Interestingly the 118800 website is currently down, perhaps due to complaints and negative media coverage, and they are going to the trouble to clearly describe the mobile directory search as a “Beta”. I suspect they are waiting until the heat dies down before re-launching the service. which regulates premium rate and directory enquiry services. And if this sort of privacy exploitation really annoys you, send a letter to your MP. Remember complaining worked with web tracking advertising venture Phorm, such was the public outcry, this week after a year of evaluating BT and TalkTalk finally dropped their plans to use Phorm.
The Information Commissioners Office (ICO), charged with protecting our personal information in this information age, again shows its complete lack of teeth by basically giving this service and others similar services than will inevitably follow the green light.

So what can we do?
1. Complain -
Some might say you will be wasting your time complaining to the ICO, but is still well worth a shot; however I recommend complaining with PhonepayPlus

2. Remove your Mobile Number from the 118800 Directory
Now if everyone did this, their service would crumble, but either way it well worth ensuring the removal of your mobile number from the directory (it really shouldn't have to be this way) and here's how.

When the 118800 website comes back, click on the ex-directory button on the 118800 website or you can text the letter 'E' to 118800 (which is also currently down) from the mobile phone you want to be made ex-directory. 118800 will send you an SMS message confirming you've been taken off.  I have to give some kudos to 118800 for offering this clearly; certainly BT could learn a lesson here.

Sunday, 5 July 2009

Secret Service tells UK Government not to Publicly Disclose Data Breaches

Are you wondering why there haven’t been any UK Government Department Information breaches making the news headlines in recent months? Has our government departments resolved their poor Information Security Management and poor security cultures? Has other topics such as swine flu and dodgey MP expenses claims kept government data breach headlines out of the press?  I would love to think UK Government Departments have cleaned up their Information Security Act, as I know serious efforts are being made, however we can't really be sure government have stemmed their poor information management tide, as I heard another reason which goes to explain why the once steady drip of media coverage of government departments data breaches has come to a halt.

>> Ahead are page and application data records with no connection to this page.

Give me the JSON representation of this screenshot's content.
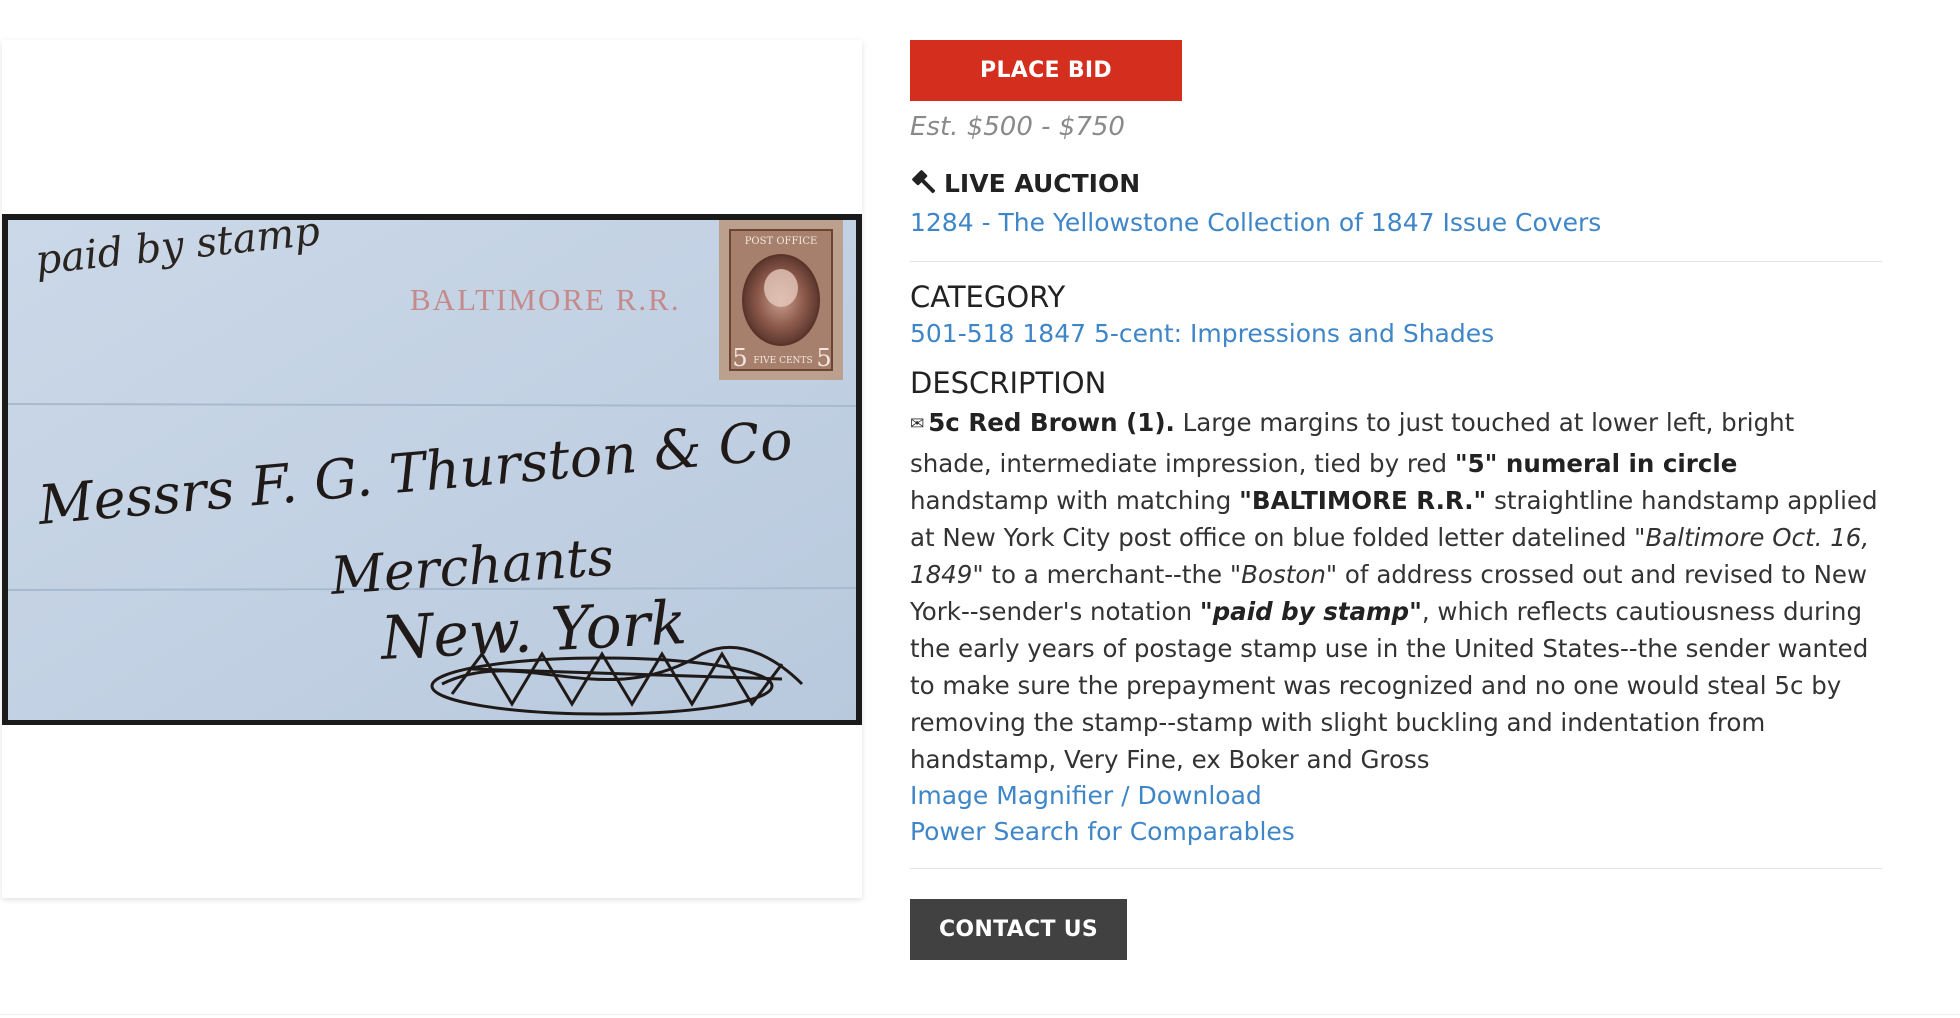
{
  "lot": {
    "place_bid_label": "PLACE BID",
    "estimate": "Est. $500 - $750",
    "live_auction_label": "LIVE AUCTION",
    "auction_link": "1284 - The Yellowstone Collection of 1847 Issue Covers",
    "category_heading": "CATEGORY",
    "category_link": "501-518 1847 5-cent: Impressions and Shades",
    "description_heading": "DESCRIPTION",
    "description": {
      "envelope_icon": "✉",
      "p1": "5c Red Brown (1).",
      "p2": " Large margins to just touched at lower left, bright shade, intermediate impression, tied by red ",
      "p3": "\"5\" numeral in circle",
      "p4": " handstamp with matching ",
      "p5": "\"BALTIMORE R.R.\"",
      "p6": " straightline handstamp applied at New York City post office on blue folded letter datelined ",
      "p7": "\"Baltimore Oct. 16, 1849\"",
      "p8": " to a merchant--the ",
      "p9": "\"Boston\"",
      "p10": " of address crossed out and revised to New York--sender's notation ",
      "p11": "\"paid by stamp\"",
      "p12": ", which reflects cautiousness during the early years of postage stamp use in the United States--the sender wanted to make sure the prepayment was recognized and no one would steal 5c by removing the stamp--stamp with slight buckling and indentation from handstamp, Very Fine, ex Boker and Gross"
    },
    "image_magnifier_link": "Image Magnifier / Download",
    "power_search_link": "Power Search for Comparables",
    "contact_label": "CONTACT US"
  },
  "cover_image": {
    "notation": "paid by stamp",
    "handstamp": "BALTIMORE R.R.",
    "stamp_top": "POST OFFICE",
    "stamp_bottom": "FIVE CENTS",
    "stamp_numeral": "5",
    "address_line1": "Messrs F. G. Thurston & Co",
    "address_line2": "Merchants",
    "address_line3": "New. York"
  },
  "colors": {
    "bid_button": "#d42e1f",
    "contact_button": "#414141",
    "link": "#3f86c8",
    "estimate": "#8a8a8a",
    "cover_paper": "#c4d3e4",
    "handstamp_red": "#c47f7c"
  },
  "icons": {
    "gavel": "gavel-icon",
    "envelope": "envelope-icon"
  }
}
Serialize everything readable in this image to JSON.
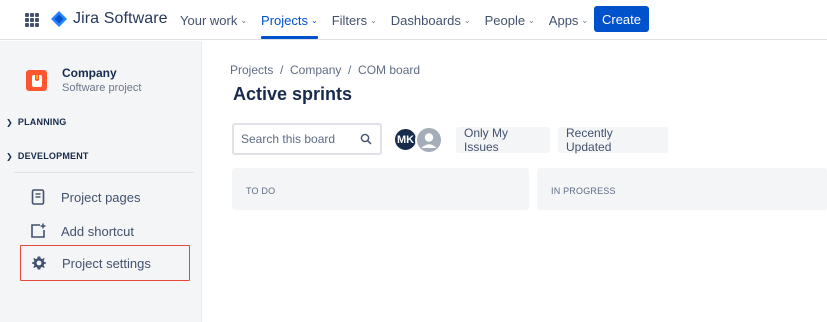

I don’t want to name any names, but I heard a member of government committee working on the Digital Britain report say, government departments had been advised by a UK security service department to stop publicising data breaches, because it is letting our enemies know our weaknesses. If this is indeed true, I have to say I really don’t agree with this sweeping under the carpet approach, for one the cat is out already out of the bag regarding our government track record on security, tens of millions of records have been lost that we know about, so I think our enemies already know about our weaknesses!

I am a supporter of the public disclosure of data breaches where the public's personal information is involved, to the extend I would like to see UK laws passed to ensure all organisations, both within the private and the public sectors, disclose any data breaches where citizen personal information has been actually or potentially compromised. The reason we need such laws is I feel it is the only real way entire industries and individual organisations will be bothered enough to raise their information security to the required standards, and better secure all our personal information. I believe it should be a fundamental right that we are informed if (more like when) our government or indeed a private company, loses our personal information, placing us at increased risk of serious cybercrimes like identity theft, which is the UK’s fast growing crime. Only by holding government department heads and business senior directors to account for such breaches, will organisations truly recognise the importance of properly securing our personal information, which after all we have entrusted in their care.